I now have an amazing community that supports me. These are mostly family and friends from afar, and my local circle is very tight knit. All together, this network is filled with people who know at least bits and parts of my story, and they love me all the same. They are strong when I need them to be, knowing what it takes to reach out in a time of struggle, and gracefully celebrate my bravery as they offer support. It makes a world of difference.
Mental health resources are few and far between. Many of us struggle with finding accessible options as we continue to navigate day to day life, often wondering when the reprieve will finally come. When will that magic moment happen? When will all of this work finally be worth it? Will I be this tired forever?
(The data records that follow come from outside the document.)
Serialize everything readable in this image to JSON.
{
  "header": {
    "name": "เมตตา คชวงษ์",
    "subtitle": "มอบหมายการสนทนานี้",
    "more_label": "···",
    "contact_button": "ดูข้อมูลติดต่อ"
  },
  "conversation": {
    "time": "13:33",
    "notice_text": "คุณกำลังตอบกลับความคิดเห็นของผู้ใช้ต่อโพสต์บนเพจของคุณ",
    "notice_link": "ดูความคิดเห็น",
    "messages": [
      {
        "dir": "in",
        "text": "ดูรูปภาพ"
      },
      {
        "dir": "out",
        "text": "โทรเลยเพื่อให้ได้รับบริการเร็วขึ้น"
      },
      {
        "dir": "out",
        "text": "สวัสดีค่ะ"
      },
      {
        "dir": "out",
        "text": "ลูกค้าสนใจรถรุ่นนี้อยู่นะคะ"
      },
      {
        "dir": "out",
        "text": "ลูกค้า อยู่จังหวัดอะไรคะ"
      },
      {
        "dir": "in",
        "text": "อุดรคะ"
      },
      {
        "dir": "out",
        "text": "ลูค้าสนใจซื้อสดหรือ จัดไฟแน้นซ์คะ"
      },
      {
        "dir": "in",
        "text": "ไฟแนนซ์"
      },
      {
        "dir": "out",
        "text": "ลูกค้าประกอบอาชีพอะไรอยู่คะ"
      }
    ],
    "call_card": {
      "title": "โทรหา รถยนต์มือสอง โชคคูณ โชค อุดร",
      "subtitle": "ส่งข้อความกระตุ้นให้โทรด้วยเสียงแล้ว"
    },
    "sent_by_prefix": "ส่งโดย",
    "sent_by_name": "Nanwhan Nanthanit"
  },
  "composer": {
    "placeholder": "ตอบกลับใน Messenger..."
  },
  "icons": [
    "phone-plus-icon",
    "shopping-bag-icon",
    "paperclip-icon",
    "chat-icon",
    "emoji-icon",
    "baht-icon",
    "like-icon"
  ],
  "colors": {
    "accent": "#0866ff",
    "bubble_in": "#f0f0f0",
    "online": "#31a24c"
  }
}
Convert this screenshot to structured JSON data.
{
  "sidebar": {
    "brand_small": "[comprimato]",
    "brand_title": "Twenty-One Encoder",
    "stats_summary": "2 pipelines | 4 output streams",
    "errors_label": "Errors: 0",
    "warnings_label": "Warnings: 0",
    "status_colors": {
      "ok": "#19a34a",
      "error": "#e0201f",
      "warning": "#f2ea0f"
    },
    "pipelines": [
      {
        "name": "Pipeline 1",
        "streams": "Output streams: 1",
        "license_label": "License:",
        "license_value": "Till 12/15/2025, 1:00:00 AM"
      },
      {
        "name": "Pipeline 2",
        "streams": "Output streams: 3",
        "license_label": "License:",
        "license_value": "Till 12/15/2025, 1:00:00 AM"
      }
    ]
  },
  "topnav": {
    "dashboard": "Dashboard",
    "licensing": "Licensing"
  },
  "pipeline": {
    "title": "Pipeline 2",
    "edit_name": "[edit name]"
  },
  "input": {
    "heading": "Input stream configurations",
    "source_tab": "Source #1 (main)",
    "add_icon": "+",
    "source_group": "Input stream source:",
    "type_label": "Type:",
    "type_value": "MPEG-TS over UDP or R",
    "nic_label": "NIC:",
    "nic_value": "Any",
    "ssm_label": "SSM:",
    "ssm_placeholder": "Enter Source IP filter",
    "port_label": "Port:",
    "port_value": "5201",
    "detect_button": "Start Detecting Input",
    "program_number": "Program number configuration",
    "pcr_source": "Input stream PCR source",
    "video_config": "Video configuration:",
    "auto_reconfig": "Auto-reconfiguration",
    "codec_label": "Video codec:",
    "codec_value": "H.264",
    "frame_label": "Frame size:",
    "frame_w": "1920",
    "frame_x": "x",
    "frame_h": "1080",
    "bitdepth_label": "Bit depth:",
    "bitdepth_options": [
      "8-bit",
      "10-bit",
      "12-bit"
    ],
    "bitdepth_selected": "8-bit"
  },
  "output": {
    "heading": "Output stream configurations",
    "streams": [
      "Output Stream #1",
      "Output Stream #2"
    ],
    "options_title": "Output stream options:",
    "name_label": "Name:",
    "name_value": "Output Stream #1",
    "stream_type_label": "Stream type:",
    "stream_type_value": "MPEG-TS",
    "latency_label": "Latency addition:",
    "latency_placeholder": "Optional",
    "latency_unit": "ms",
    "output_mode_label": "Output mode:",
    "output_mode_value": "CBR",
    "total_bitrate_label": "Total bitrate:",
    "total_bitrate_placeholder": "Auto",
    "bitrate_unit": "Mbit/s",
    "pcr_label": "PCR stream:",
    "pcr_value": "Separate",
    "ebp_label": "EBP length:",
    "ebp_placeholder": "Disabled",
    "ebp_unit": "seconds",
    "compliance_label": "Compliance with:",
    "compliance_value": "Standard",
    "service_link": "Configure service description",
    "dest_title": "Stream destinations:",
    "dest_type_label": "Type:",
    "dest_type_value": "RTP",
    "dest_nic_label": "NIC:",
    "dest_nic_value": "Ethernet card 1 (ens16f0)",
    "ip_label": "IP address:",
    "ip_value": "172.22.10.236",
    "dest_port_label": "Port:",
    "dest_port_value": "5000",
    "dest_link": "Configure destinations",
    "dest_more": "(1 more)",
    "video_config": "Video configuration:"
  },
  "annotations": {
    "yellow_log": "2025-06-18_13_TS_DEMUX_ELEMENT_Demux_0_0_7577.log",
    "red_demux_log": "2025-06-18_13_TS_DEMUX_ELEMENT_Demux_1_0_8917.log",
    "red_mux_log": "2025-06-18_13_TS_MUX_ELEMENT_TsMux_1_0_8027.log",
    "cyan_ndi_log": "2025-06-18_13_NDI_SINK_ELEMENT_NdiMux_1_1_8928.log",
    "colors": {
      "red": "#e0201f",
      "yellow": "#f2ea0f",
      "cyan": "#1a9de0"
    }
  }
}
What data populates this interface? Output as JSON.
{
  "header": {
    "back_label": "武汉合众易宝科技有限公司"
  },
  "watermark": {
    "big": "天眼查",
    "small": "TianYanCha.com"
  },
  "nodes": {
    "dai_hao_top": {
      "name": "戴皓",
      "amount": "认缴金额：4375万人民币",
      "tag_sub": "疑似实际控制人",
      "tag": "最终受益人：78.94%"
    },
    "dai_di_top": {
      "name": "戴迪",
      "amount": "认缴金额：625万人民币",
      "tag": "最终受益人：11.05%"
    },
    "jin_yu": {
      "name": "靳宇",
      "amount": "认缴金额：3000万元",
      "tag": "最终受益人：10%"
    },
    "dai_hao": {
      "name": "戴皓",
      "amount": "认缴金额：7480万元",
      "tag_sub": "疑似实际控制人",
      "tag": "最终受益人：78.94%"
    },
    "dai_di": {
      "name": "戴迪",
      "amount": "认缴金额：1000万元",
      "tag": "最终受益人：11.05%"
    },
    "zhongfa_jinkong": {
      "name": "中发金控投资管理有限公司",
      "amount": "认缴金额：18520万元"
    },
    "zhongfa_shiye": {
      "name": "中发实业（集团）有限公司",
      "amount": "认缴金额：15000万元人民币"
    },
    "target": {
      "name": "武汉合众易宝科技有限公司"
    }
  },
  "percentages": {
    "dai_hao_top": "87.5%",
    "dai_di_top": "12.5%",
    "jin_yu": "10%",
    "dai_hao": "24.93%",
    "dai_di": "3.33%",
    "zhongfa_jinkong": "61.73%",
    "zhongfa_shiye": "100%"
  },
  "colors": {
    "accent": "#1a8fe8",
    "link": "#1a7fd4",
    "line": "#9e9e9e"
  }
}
Though therapy and medication work wonders under the careful eye of medical professionals, here is a friendly reminder that even more options are out there to build your network of support. This community was established for that very purpose. As women, we carry the world on our shoulders from day one. And as humans who struggle, sometimes we just don’t have any fight left in us.
This is why we have been spreading the message of peaceful stillness as the winter months quiet the earth. You don’t always have to fight, but sometimes it's harder to let go. There are people who love you, who see greatness in you, who can help you cultivate the virtuosity that lives within you, and offer a comforting embrace to your inner child. We are teachers, singers, speakers, photographers, chefs, entrepreneurs, mothers, rock climbers, wives, writers, sisters, designers, and ultimately human ourselves.
We see you, and many of us understand what you are going through. For those of us that may not, we are ready to uplift you anyway.
Another friendly reminder: you are worthy.
With Love, Grace, and Support,
Speaking of community, we are hosting a Garden Party for our members on the first day of Spring!
We would love to see you there as we create vision boards for the year, sharing our hopes and goals for 2024 with a wonderful group of ladies. This will be held online for the access of our members around the country, but we are putting together packages in preparation to be sent directly to you with love. It may even include some inspiration to have an IRL Garden Party of your own!
Learn more about becoming a member here. Use code FEBRUARY for $25 off your first month of membership, or FEB100 for $100 off yearly membership!